Well well well, time for me to add to the blogosphere for once instead of using the same old, whiny, “i don’t have a computer!” excuse. But that’s okay, because although it was difficult for me to catch anything this spring due to the over-abundance of snow, lack of paddling buddies and excess of work, a few of us managed some quality paddling.
The west was my first exciting run of the year. The weekend before the normal release we had to cancel one of our more advanced rafting trips due to low water. Lucky for us the west was running “high” and we managed to convince some of our customers that it was just as exciting as Bulls Bridge. Now, I’ve rafted the west nearly every release for the last eight years, it’s a very fun class 3+ and usually runs between 1200 and 1500 cfs on the release weekends. I’ve never actually paddled it in a kayak. So I figured jumping in as a safety boat at 4000 cfs wouldn’t be much different. I was a little wrong. It was moving fast. It was Awesome!
Thank god I wasn’t thinking much that day, cuz they made me paddle out first.

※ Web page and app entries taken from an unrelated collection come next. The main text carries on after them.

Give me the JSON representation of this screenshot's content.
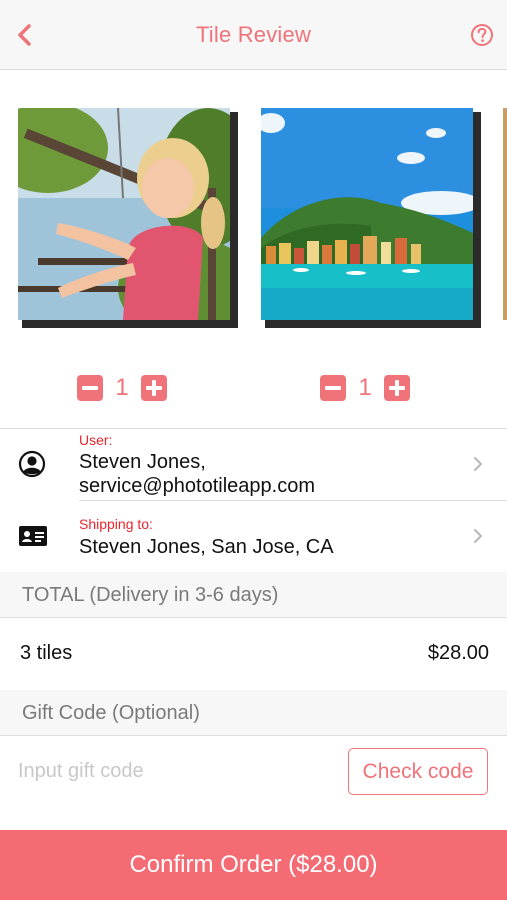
{
  "header": {
    "title": "Tile Review",
    "back_icon": "chevron-left-icon",
    "help_icon": "question-circle-icon"
  },
  "tiles": [
    {
      "image": "photo-girl-on-playground",
      "quantity": "1"
    },
    {
      "image": "photo-coastal-village",
      "quantity": "1"
    }
  ],
  "user": {
    "label": "User:",
    "name": "Steven Jones,",
    "email": "service@phototileapp.com",
    "icon": "user-circle-icon"
  },
  "shipping": {
    "label": "Shipping to:",
    "address": "Steven Jones, San Jose, CA",
    "icon": "address-card-icon"
  },
  "total": {
    "header": "TOTAL (Delivery in 3-6 days)",
    "items_label": "3 tiles",
    "price": "$28.00"
  },
  "gift": {
    "header": "Gift Code (Optional)",
    "placeholder": "Input gift code",
    "value": "",
    "check_label": "Check code"
  },
  "confirm_label": "Confirm Order ($28.00)",
  "colors": {
    "accent": "#f0737a",
    "confirm_bg": "#f56b73",
    "label_red": "#e8262e"
  }
}
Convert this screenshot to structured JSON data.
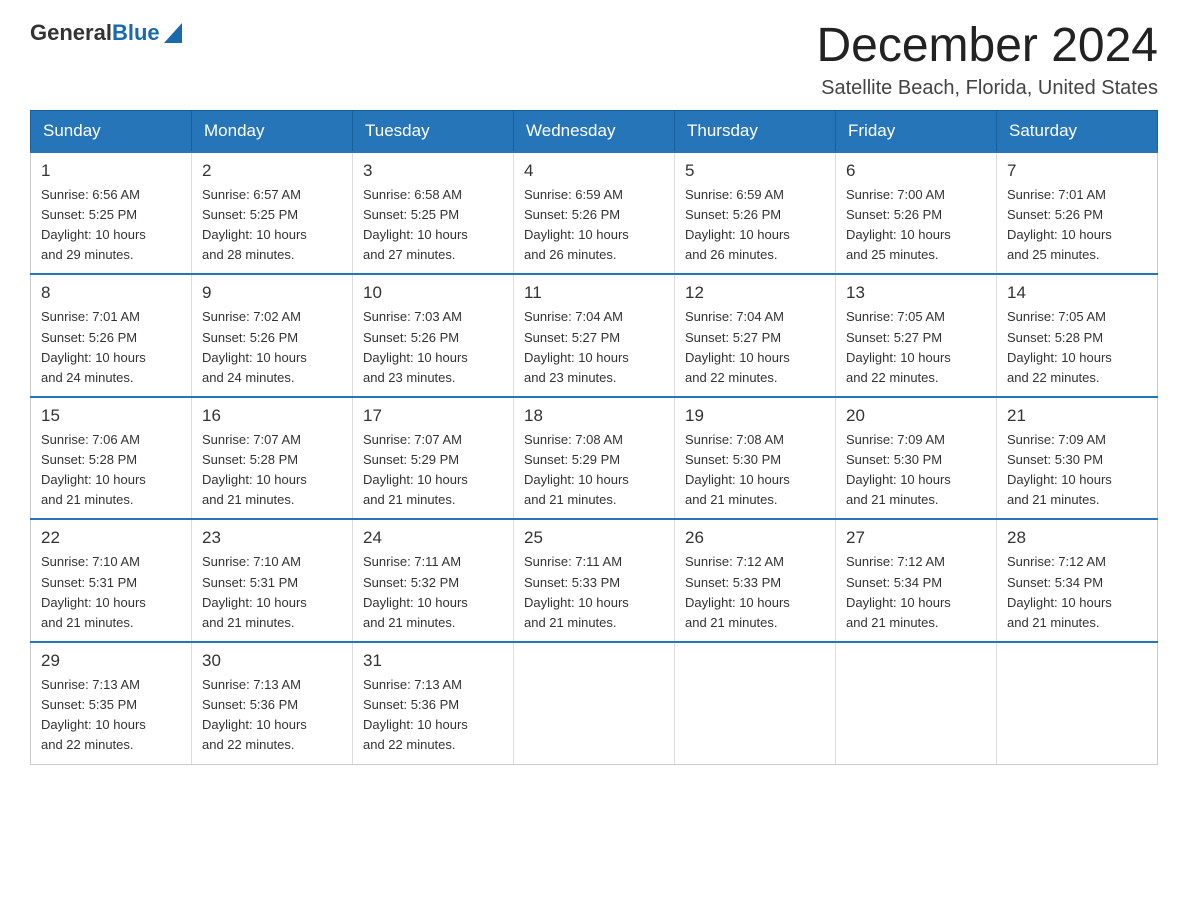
{
  "logo": {
    "text_general": "General",
    "text_blue": "Blue"
  },
  "title": "December 2024",
  "location": "Satellite Beach, Florida, United States",
  "weekdays": [
    "Sunday",
    "Monday",
    "Tuesday",
    "Wednesday",
    "Thursday",
    "Friday",
    "Saturday"
  ],
  "weeks": [
    [
      {
        "day": "1",
        "info": "Sunrise: 6:56 AM\nSunset: 5:25 PM\nDaylight: 10 hours\nand 29 minutes."
      },
      {
        "day": "2",
        "info": "Sunrise: 6:57 AM\nSunset: 5:25 PM\nDaylight: 10 hours\nand 28 minutes."
      },
      {
        "day": "3",
        "info": "Sunrise: 6:58 AM\nSunset: 5:25 PM\nDaylight: 10 hours\nand 27 minutes."
      },
      {
        "day": "4",
        "info": "Sunrise: 6:59 AM\nSunset: 5:26 PM\nDaylight: 10 hours\nand 26 minutes."
      },
      {
        "day": "5",
        "info": "Sunrise: 6:59 AM\nSunset: 5:26 PM\nDaylight: 10 hours\nand 26 minutes."
      },
      {
        "day": "6",
        "info": "Sunrise: 7:00 AM\nSunset: 5:26 PM\nDaylight: 10 hours\nand 25 minutes."
      },
      {
        "day": "7",
        "info": "Sunrise: 7:01 AM\nSunset: 5:26 PM\nDaylight: 10 hours\nand 25 minutes."
      }
    ],
    [
      {
        "day": "8",
        "info": "Sunrise: 7:01 AM\nSunset: 5:26 PM\nDaylight: 10 hours\nand 24 minutes."
      },
      {
        "day": "9",
        "info": "Sunrise: 7:02 AM\nSunset: 5:26 PM\nDaylight: 10 hours\nand 24 minutes."
      },
      {
        "day": "10",
        "info": "Sunrise: 7:03 AM\nSunset: 5:26 PM\nDaylight: 10 hours\nand 23 minutes."
      },
      {
        "day": "11",
        "info": "Sunrise: 7:04 AM\nSunset: 5:27 PM\nDaylight: 10 hours\nand 23 minutes."
      },
      {
        "day": "12",
        "info": "Sunrise: 7:04 AM\nSunset: 5:27 PM\nDaylight: 10 hours\nand 22 minutes."
      },
      {
        "day": "13",
        "info": "Sunrise: 7:05 AM\nSunset: 5:27 PM\nDaylight: 10 hours\nand 22 minutes."
      },
      {
        "day": "14",
        "info": "Sunrise: 7:05 AM\nSunset: 5:28 PM\nDaylight: 10 hours\nand 22 minutes."
      }
    ],
    [
      {
        "day": "15",
        "info": "Sunrise: 7:06 AM\nSunset: 5:28 PM\nDaylight: 10 hours\nand 21 minutes."
      },
      {
        "day": "16",
        "info": "Sunrise: 7:07 AM\nSunset: 5:28 PM\nDaylight: 10 hours\nand 21 minutes."
      },
      {
        "day": "17",
        "info": "Sunrise: 7:07 AM\nSunset: 5:29 PM\nDaylight: 10 hours\nand 21 minutes."
      },
      {
        "day": "18",
        "info": "Sunrise: 7:08 AM\nSunset: 5:29 PM\nDaylight: 10 hours\nand 21 minutes."
      },
      {
        "day": "19",
        "info": "Sunrise: 7:08 AM\nSunset: 5:30 PM\nDaylight: 10 hours\nand 21 minutes."
      },
      {
        "day": "20",
        "info": "Sunrise: 7:09 AM\nSunset: 5:30 PM\nDaylight: 10 hours\nand 21 minutes."
      },
      {
        "day": "21",
        "info": "Sunrise: 7:09 AM\nSunset: 5:30 PM\nDaylight: 10 hours\nand 21 minutes."
      }
    ],
    [
      {
        "day": "22",
        "info": "Sunrise: 7:10 AM\nSunset: 5:31 PM\nDaylight: 10 hours\nand 21 minutes."
      },
      {
        "day": "23",
        "info": "Sunrise: 7:10 AM\nSunset: 5:31 PM\nDaylight: 10 hours\nand 21 minutes."
      },
      {
        "day": "24",
        "info": "Sunrise: 7:11 AM\nSunset: 5:32 PM\nDaylight: 10 hours\nand 21 minutes."
      },
      {
        "day": "25",
        "info": "Sunrise: 7:11 AM\nSunset: 5:33 PM\nDaylight: 10 hours\nand 21 minutes."
      },
      {
        "day": "26",
        "info": "Sunrise: 7:12 AM\nSunset: 5:33 PM\nDaylight: 10 hours\nand 21 minutes."
      },
      {
        "day": "27",
        "info": "Sunrise: 7:12 AM\nSunset: 5:34 PM\nDaylight: 10 hours\nand 21 minutes."
      },
      {
        "day": "28",
        "info": "Sunrise: 7:12 AM\nSunset: 5:34 PM\nDaylight: 10 hours\nand 21 minutes."
      }
    ],
    [
      {
        "day": "29",
        "info": "Sunrise: 7:13 AM\nSunset: 5:35 PM\nDaylight: 10 hours\nand 22 minutes."
      },
      {
        "day": "30",
        "info": "Sunrise: 7:13 AM\nSunset: 5:36 PM\nDaylight: 10 hours\nand 22 minutes."
      },
      {
        "day": "31",
        "info": "Sunrise: 7:13 AM\nSunset: 5:36 PM\nDaylight: 10 hours\nand 22 minutes."
      },
      {
        "day": "",
        "info": ""
      },
      {
        "day": "",
        "info": ""
      },
      {
        "day": "",
        "info": ""
      },
      {
        "day": "",
        "info": ""
      }
    ]
  ]
}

The run was very successful. Brian and Justis did an excellent job reading and guiding on the fly. They managed to narrowly miss truck sized holes with no help from me. It was sweet. The first eddy we caught together was after the dumplings. Just so you know.
The next week, with some time off and people to paddle with, finally, we were able to get on the west branch of the deerfield. It was Scott Johnson, Kristen Allygood and me. It was Scott and Kristen’s first run up there and they decided to put their faith in me to guide them. They are both excellent paddlers and only needed a little info on the drops. It was a beautiful day, too. We all kept an eye out for each other and an eye out for wood. All the lines were clear as well as the tunnel. Scott was stoked! to go through that for the first time and I had forgotten how loud it is in there. Despite a quick swim and boat pin in low chair courtesy of Allygood, everyone paddled like we knew it. Probably my favorite river.
Exactly one week later with another day off and a week’s worth of safety boating on high and fluffy dryway days, it was time for some more creeking. Jim Sullivan, Scott and I set out in the morning to run the swift river up in Cummington. Scott had been telling us about this gem for a long time. He had originally paddled it over ten years ago and occasionally thereafter. Recent rain brought it up so Jim and I were expecting the Swift to be a nice 4ish run to start the day off. The section we did was a little more than a mile and snakes through the woods, sometimes under route 9 for added excitement. There were a couple of fun class 4-ish drops to get things going. It was when Scott told us we had to scout the next one that we realized why he loved this river so much. What was a 4-ish creek turned into a 5maybe+ gorge that Scott calls The Falls. Jim and I later renamed it Big Johnson Falls.
The drop was broken up into four sections, or four areas where it might be possible to eddy out and set up for the next move. Except for one, all the eddies were about half of a boat size at this level. A little tricky.
After discussing safety and how to set up, we felt confident about the drop and Scott volunteered to go first. And if
he made it, then me and Jimmy would follow. He paddled down the drop with a little less speed than he wanted. He scared us a little by getting popped up and nearly back looping into the hole, but manage to pull it off with style and eddy out. After the first drop the rest of the run seemed manageable.
Scott was about halfway through at this point. He peeled out, stylishly boofing over the boof rock, and was immediately pushed into a tiny eddy river left.
For the last drop, He had to peel out and get as far river right as possible. You wanted to go right because all the water was pushing left into a wave hole backed by a propped up rock the size of a table. Once through, land in the hole at the bottom without bashing your elbow and hopefully shoot out, avoiding the tree sticking into the water.
cott went where he wanted, punched the hole, disappeared, somehow flipped and rolled avoiding the tree by inches. As perfect as we could have hoped for.
Mine and Jim’s runs went nearly identical, except we both peeled out too high missing the boof and got shoved into this tiny slot line down the left. Not super pretty but still fun. The bottom drop was my favorite because I ended up having to paddle towards the flake as fast as possible and hit the corner like a park jump at mount snow. Super fun! Little bit sketchy.
immy and Mikey approved!
That took up our morning and we were pumped. We paddled out down another 3/4 section and shuttled the cars. Good run before work, said Scott. We agree.
We got some lunch, picked up Kristen Allygood and headed to Hubbard brook. The sun came out and we were happy to be boating once again. Hubbard has some challenging but totally doable class 4-5 drops. It’s also fairly long and you can take your time and spend a whole afternoon on it, as we did. Everything was runnable even though the level was a little low. Mashoud falls (spelling?) was the big drop on it and although shallow, it shot you out fast through a slabby hole.